Defence gets short shrift

Posted on 15 Apr 2010 by The Manufacturer

The three main political parties have failed to give sufficient attention to the defence of the realm in their General Election manifestos, says the UK National Defence Association.

In a total of 308 pages of General Election promises by the Labour, Conservative and Liberal Democrat parties, only nine pages are devoted to the state of Britain’s Armed Forces. The Conservatives cover defence in four pages of their 118-page manifesto, the Liberal Democrats give the subject the equivalent of three pages out of 112, and in Labour’s 78-page manifesto defence warrants only two pages.

“This is an appalling reflection on our politicians and their muddled sense of priorities,” says UKNDA spokesman Andy Smith. “Many of these same politicians still claim that ‘defence is the first priority of government’ – but the reality is exposed by the scant attention given to the subject in their parties’ manifestos.”

The UKNDA believes that the policies set out in the three manifestos are inherently dishonest. “Both Labour and the Tories see Britain continuing to have a strong global role and a proactive foreign policy,” says Andy Smith, “yet neither party indicates how the resources will be made available for our Armed Forces to do this. The fact is that defence has been chronically under-funded since the 1990s, both by Tory and Labour governments, leaving our Forces severely over-stretched and under-equipped. Britain now spends barely 2.2% of GDP on defence, which is woefully inadequate.
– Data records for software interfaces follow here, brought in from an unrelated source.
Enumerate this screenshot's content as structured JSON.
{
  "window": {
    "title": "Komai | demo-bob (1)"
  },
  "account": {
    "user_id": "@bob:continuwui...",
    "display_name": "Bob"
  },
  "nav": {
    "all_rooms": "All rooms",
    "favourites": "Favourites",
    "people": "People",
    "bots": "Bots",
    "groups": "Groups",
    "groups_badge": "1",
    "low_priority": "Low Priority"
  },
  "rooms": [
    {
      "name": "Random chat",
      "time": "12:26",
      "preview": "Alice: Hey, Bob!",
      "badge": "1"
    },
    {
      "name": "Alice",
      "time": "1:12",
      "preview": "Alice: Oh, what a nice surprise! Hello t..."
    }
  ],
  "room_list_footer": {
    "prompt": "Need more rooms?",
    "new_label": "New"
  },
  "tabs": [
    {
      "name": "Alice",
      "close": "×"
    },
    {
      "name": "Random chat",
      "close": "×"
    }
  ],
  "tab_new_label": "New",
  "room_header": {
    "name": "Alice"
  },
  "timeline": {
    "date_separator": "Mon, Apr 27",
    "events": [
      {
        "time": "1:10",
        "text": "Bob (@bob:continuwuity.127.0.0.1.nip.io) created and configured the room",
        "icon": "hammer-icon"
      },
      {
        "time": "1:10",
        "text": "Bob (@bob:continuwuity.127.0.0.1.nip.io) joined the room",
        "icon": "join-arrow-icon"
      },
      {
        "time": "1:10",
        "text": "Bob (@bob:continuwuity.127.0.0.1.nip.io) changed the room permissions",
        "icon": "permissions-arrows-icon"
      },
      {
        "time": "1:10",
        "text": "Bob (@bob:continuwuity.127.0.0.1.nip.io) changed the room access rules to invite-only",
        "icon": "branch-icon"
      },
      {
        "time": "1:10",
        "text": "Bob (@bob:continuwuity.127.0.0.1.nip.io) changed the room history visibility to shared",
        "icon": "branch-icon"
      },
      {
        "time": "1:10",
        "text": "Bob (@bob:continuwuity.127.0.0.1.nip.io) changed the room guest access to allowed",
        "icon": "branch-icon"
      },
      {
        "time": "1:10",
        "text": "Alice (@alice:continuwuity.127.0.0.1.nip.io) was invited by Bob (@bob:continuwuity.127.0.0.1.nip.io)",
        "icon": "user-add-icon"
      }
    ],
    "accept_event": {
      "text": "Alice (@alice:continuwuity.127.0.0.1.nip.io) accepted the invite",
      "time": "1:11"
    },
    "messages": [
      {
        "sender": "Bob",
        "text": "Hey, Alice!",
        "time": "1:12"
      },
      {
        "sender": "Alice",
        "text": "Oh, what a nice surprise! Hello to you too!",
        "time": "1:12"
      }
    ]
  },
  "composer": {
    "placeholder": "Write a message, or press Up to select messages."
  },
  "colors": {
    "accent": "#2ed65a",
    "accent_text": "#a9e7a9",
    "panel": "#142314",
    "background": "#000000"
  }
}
“The Liberal Democrats pledge to restore the ‘Military Covenant’ and improve the welfare of Service personnel and their families, but also call for ‘savings’ in the defence budget – despite the fact that military funding has already fallen in real terms over the past decade while other areas of Government spending have grown. Rather than accepting the urgent need to increase defence funding, the LibDems see Britain’s future defence needs being met through increased European cooperation, which in our view is wholly unrealistic.

“If the Labour, Tory and LibDem parties were honest they would spell out the risks to Britain from a continued failure to invest adequately in defence. Instead, each one of these parties has dodged the fundamental question of defence funding. Only by increasing the budget for our Armed Forces can we repair Britain’s fractured military capability and ensure the future security of our country, our worldwide interests, our borders, our trade routes and energy supplies.”

The United Kingdom National Defence Association was formed in 2007 to campaign in support of Britain’s Armed Forces. The Patrons of the UKNDA include three former Chiefs of the Defence Staff – Admiral The Lord Boyce, Marshal of the RAF The Lord Craig, and General The Lord Guthrie. Tri-Service and politically independent, the UKNDA aims to ensure that Britain’s fighting men and women are properly trained, equipped, sustained and cared for.